Entries from a dataset of interfaces:
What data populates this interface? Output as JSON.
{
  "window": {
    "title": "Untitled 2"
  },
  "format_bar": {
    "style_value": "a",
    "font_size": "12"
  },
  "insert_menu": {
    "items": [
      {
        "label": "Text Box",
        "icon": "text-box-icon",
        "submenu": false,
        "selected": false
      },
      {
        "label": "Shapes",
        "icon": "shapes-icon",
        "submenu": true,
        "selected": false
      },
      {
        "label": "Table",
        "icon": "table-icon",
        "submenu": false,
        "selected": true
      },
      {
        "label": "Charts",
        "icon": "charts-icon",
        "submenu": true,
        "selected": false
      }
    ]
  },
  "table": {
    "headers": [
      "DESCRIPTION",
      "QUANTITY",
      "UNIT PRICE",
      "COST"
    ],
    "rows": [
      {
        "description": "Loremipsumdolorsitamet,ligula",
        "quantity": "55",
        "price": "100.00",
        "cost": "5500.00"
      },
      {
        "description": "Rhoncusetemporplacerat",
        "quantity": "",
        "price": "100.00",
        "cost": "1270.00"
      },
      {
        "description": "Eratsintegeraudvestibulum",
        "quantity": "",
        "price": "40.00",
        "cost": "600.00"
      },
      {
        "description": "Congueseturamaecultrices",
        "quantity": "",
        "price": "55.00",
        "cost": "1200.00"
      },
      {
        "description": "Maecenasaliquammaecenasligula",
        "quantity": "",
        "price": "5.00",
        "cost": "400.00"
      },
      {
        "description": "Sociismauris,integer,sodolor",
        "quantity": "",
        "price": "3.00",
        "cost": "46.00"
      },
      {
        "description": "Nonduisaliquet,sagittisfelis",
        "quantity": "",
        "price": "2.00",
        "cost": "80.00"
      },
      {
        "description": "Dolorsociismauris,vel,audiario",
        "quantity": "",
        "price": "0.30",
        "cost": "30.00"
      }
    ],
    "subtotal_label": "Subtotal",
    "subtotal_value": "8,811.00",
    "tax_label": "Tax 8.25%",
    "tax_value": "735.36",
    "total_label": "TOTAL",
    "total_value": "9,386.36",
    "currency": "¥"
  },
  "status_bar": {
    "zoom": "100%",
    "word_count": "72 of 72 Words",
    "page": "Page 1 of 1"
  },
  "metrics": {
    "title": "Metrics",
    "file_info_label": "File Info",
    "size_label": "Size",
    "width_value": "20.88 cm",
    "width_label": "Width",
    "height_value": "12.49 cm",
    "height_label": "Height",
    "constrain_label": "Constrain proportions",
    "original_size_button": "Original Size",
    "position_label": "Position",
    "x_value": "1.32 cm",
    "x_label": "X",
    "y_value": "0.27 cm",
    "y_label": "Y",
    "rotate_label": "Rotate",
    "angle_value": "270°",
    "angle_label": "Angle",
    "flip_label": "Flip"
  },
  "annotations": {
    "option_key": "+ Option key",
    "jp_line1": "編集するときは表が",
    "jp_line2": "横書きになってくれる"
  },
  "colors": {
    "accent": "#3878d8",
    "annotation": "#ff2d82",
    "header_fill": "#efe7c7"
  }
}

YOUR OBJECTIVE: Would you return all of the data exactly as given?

TASK ANSWER:
What data populates this interface? Output as JSON.
{
  "window": {
    "title": "Untitled 2"
  },
  "format_bar": {
    "style_value": "a",
    "font_size": "12"
  },
  "insert_menu": {
    "items": [
      {
        "label": "Text Box",
        "icon": "text-box-icon",
        "submenu": false,
        "selected": false
      },
      {
        "label": "Shapes",
        "icon": "shapes-icon",
        "submenu": true,
        "selected": false
      },
      {
        "label": "Table",
        "icon": "table-icon",
        "submenu": false,
        "selected": true
      },
      {
        "label": "Charts",
        "icon": "charts-icon",
        "submenu": true,
        "selected": false
      }
    ]
  },
  "table": {
    "headers": [
      "DESCRIPTION",
      "QUANTITY",
      "UNIT PRICE",
      "COST"
    ],
    "rows": [
      {
        "description": "Loremipsumdolorsitamet,ligula",
        "quantity": "55",
        "price": "100.00",
        "cost": "5500.00"
      },
      {
        "description": "Rhoncusetemporplacerat",
        "quantity": "",
        "price": "100.00",
        "cost": "1270.00"
      },
      {
        "description": "Eratsintegeraudvestibulum",
        "quantity": "",
        "price": "40.00",
        "cost": "600.00"
      },
      {
        "description": "Congueseturamaecultrices",
        "quantity": "",
        "price": "55.00",
        "cost": "1200.00"
      },
      {
        "description": "Maecenasaliquammaecenasligula",
        "quantity": "",
        "price": "5.00",
        "cost": "400.00"
      },
      {
        "description": "Sociismauris,integer,sodolor",
        "quantity": "",
        "price": "3.00",
        "cost": "46.00"
      },
      {
        "description": "Nonduisaliquet,sagittisfelis",
        "quantity": "",
        "price": "2.00",
        "cost": "80.00"
      },
      {
        "description": "Dolorsociismauris,vel,audiario",
        "quantity": "",
        "price": "0.30",
        "cost": "30.00"
      }
    ],
    "subtotal_label": "Subtotal",
    "subtotal_value": "8,811.00",
    "tax_label": "Tax 8.25%",
    "tax_value": "735.36",
    "total_label": "TOTAL",
    "total_value": "9,386.36",
    "currency": "¥"
  },
  "status_bar": {
    "zoom": "100%",
    "word_count": "72 of 72 Words",
    "page": "Page 1 of 1"
  },
  "metrics": {
    "title": "Metrics",
    "file_info_label": "File Info",
    "size_label": "Size",
    "width_value": "20.88 cm",
    "width_label": "Width",
    "height_value": "12.49 cm",
    "height_label": "Height",
    "constrain_label": "Constrain proportions",
    "original_size_button": "Original Size",
    "position_label": "Position",
    "x_value": "1.32 cm",
    "x_label": "X",
    "y_value": "0.27 cm",
    "y_label": "Y",
    "rotate_label": "Rotate",
    "angle_value": "270°",
    "angle_label": "Angle",
    "flip_label": "Flip"
  },
  "annotations": {
    "option_key": "+ Option key",
    "jp_line1": "編集するときは表が",
    "jp_line2": "横書きになってくれる"
  },
  "colors": {
    "accent": "#3878d8",
    "annotation": "#ff2d82",
    "header_fill": "#efe7c7"
  }
}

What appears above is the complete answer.